Obitius Benedictine saint

Saint Obitius was an Italian saint. He was born in Niardo, in the Brescia, around 1150. His father, Gratiadeus (Graziodeo), was a knight and governor of Valcamonica. Obitius was devoted to Saint Margaret as a youth, and displayed an image of this virgin martyr and his armorial device.

Goscelin of Saint-Bertin was a Benedictine hagiographical writer. His date of birth is unknown, but it cannot have been later than the early 1040s. He was a Fleming or Brabantian by birth and became a monk of St Bertin's at Saint-Omer before travelling to England to take up a position in the household of Herman, Bishop of Ramsbury in Wiltshire (1058–78). During his time in England, he stayed at many monasteries and wherever he went collected materials for his numerous hagiographies of English saints.

Miracle of Lanciano
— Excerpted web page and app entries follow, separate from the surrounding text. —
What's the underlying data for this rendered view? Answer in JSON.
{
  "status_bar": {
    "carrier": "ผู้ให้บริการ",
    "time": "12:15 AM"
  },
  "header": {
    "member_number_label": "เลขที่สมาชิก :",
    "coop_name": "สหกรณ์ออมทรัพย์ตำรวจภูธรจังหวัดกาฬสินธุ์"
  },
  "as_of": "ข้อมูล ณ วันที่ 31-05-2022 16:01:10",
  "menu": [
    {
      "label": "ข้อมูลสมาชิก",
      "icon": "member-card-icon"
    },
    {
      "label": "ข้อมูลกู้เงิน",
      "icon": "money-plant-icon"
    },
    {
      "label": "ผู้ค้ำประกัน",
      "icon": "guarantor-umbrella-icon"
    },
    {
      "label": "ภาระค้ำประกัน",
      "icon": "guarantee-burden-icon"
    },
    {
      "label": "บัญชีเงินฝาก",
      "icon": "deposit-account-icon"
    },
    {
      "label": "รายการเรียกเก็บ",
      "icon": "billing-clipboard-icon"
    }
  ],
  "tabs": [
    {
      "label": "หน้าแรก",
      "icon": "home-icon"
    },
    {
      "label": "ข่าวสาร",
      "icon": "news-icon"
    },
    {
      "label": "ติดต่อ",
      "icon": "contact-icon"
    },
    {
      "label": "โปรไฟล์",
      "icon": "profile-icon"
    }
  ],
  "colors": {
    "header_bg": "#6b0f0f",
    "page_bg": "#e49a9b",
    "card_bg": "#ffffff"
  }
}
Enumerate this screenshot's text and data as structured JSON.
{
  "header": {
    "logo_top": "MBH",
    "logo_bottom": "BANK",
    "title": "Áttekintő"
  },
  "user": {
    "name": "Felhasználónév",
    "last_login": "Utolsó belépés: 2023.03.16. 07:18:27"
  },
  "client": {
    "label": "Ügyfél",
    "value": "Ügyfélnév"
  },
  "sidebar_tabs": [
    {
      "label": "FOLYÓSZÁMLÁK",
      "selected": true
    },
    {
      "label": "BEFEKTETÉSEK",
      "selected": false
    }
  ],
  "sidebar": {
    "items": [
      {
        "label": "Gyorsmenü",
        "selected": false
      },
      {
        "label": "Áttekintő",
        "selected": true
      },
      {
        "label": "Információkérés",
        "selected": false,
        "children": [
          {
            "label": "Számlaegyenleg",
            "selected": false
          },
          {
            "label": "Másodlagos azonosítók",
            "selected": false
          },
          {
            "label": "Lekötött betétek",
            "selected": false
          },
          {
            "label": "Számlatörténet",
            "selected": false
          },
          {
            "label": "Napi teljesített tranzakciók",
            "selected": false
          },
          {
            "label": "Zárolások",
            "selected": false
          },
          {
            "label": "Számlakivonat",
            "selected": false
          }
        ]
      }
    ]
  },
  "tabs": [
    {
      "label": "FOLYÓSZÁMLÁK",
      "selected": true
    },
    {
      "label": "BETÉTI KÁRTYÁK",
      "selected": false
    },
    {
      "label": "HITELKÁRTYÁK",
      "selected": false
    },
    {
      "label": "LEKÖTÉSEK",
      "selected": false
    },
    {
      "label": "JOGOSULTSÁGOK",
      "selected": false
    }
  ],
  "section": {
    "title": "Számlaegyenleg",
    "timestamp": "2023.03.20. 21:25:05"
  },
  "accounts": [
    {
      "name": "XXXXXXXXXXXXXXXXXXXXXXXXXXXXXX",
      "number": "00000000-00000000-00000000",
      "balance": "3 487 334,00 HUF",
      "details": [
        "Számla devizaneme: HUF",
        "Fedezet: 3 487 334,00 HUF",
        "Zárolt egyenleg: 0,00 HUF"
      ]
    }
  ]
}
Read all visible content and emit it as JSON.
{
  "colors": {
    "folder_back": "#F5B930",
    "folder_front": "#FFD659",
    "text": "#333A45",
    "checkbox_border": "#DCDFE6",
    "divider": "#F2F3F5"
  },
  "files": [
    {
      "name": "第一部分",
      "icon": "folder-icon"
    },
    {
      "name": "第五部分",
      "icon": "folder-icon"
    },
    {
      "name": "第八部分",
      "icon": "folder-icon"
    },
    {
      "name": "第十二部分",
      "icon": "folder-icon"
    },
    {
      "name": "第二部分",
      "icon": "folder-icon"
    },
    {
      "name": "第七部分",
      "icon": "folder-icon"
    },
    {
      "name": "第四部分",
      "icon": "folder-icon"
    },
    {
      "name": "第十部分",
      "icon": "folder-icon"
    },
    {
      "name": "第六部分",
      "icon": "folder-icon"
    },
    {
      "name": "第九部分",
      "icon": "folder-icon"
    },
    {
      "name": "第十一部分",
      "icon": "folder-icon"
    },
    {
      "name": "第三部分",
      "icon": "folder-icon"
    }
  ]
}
In Catholicism, the Miracle of Lanciano is a Eucharistic miracle which is alleged to have occurred in the eighth century in the city of Lanciano, Italy. According to tradition, a monk who had doubts about the real presence of Christ in the Eucharist found, when he said the words of consecration at Mass, that the bread and wine changed into flesh and blood. The Catholic Church officially claims the miracle as authentic.
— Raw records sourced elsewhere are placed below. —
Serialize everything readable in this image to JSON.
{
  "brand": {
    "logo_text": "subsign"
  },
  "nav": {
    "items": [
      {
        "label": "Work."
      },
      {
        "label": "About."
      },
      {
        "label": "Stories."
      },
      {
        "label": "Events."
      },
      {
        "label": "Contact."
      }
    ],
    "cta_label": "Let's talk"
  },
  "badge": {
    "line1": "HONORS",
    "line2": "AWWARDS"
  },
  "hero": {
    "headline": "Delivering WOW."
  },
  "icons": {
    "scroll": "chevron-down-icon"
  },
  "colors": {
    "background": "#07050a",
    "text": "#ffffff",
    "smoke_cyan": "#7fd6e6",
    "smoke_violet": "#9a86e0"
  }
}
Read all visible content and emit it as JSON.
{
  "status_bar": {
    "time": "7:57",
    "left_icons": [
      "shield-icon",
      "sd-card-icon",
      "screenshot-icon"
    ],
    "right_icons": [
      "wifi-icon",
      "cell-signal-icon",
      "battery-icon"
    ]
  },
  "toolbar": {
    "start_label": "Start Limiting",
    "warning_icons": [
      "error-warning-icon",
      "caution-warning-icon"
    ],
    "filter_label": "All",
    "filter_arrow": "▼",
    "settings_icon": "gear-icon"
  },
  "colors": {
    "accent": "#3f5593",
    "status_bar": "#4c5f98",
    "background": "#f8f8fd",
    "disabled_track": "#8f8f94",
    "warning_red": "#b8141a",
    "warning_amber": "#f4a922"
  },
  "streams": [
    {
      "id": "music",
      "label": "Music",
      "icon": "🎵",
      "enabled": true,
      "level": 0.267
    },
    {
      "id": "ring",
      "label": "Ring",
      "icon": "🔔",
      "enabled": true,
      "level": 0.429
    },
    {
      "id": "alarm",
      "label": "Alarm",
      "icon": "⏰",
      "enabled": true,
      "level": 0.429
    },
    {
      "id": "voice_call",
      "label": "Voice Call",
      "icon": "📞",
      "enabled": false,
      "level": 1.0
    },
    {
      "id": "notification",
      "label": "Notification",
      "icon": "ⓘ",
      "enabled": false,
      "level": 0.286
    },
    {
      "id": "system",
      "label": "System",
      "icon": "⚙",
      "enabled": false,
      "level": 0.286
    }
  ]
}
Saint Sava First Archbishop of Serbs

Saint Sava, known as The Enlightener, was a Serbian prince and Orthodox monk, the first Archbishop of the autocephalous Serbian Church, the founder of Serbian law, and a diplomat. Sava, born as Rastko, was the youngest son of Serbian Grand Prince Stefan Nemanja, and ruled the appanage of Hum briefly in 1190–92. He then left for Mount Athos where he became a monk, with the name Sava (Sabbas). At Athos, he established the monastery of Hilandar, which became one of the most important cultural and religious centres of the Serbian people. In 1219 he was recognized as the first Serbian Archbishop by the Patriarchate exiled in Nicea, and in the same year he authored the oldest known constitution of Serbia, the Zakonopravilo nomocanon, thus securing full independence; both religious and political. Sava is regarded the founder of Serbian medieval literature.

Saint Vicinius or Saint Vicinius of Sarsina was the first bishop of Sarsina and is venerated as a Roman Catholic saint.

Saint-Aignan dOrléans collegiate church located in Loiret, in France

Saint-Aignan d'Orléans is a collegiate church in the Bourgogne quarter of Orléans on the north bank of the Loire. The church is dedicated to Anianus, a fifth-century bishop of Orléans, who, according to legend, persuaded Attila the Hun not to sack the city.

References